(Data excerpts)

==========

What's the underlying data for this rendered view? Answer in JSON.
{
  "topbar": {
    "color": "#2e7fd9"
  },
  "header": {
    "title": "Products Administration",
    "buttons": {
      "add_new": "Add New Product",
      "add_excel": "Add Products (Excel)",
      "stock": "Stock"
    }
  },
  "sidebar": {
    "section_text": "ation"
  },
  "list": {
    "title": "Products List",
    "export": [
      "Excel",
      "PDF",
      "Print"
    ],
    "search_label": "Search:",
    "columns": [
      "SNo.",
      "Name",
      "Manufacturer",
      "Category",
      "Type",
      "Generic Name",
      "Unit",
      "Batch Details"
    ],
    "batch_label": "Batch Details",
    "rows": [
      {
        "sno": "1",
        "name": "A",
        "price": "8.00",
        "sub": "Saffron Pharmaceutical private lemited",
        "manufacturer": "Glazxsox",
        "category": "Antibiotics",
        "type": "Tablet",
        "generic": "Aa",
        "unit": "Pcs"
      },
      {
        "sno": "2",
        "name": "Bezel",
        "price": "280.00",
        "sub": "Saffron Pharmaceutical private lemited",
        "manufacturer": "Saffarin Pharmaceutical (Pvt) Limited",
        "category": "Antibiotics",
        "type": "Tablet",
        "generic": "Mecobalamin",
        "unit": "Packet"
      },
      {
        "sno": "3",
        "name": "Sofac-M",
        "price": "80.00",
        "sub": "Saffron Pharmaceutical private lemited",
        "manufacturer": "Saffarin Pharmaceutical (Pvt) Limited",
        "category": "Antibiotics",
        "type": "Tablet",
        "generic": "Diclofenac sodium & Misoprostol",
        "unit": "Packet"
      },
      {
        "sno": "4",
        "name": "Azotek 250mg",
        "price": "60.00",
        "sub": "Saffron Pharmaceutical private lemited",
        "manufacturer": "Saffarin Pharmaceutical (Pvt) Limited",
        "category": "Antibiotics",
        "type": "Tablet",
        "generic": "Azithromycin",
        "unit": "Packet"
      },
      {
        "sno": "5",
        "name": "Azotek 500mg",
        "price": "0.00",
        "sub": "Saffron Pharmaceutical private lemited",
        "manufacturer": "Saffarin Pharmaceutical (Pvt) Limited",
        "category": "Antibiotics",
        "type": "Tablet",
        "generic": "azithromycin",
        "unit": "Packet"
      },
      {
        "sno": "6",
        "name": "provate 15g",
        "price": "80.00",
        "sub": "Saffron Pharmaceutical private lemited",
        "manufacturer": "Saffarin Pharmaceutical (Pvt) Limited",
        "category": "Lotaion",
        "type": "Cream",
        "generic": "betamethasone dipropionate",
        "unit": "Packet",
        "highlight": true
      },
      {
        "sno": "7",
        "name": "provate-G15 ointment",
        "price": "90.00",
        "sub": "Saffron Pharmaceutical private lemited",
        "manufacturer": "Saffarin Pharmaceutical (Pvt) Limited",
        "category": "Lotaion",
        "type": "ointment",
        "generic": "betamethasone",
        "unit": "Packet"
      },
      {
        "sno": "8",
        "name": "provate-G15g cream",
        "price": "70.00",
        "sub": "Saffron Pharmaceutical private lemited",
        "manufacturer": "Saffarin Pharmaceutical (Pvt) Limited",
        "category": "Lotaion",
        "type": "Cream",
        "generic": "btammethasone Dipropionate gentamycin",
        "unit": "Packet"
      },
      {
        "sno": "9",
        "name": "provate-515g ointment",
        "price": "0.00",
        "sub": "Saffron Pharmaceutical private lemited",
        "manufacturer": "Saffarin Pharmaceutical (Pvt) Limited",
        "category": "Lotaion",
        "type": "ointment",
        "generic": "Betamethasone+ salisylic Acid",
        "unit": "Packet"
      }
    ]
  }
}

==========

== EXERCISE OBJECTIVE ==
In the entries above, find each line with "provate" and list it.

== COMPLETED EXERCISE ==
        "name": "provate 15g",
        "name": "provate-G15 ointment",
        "name": "provate-G15g cream",
        "name": "provate-515g ointment",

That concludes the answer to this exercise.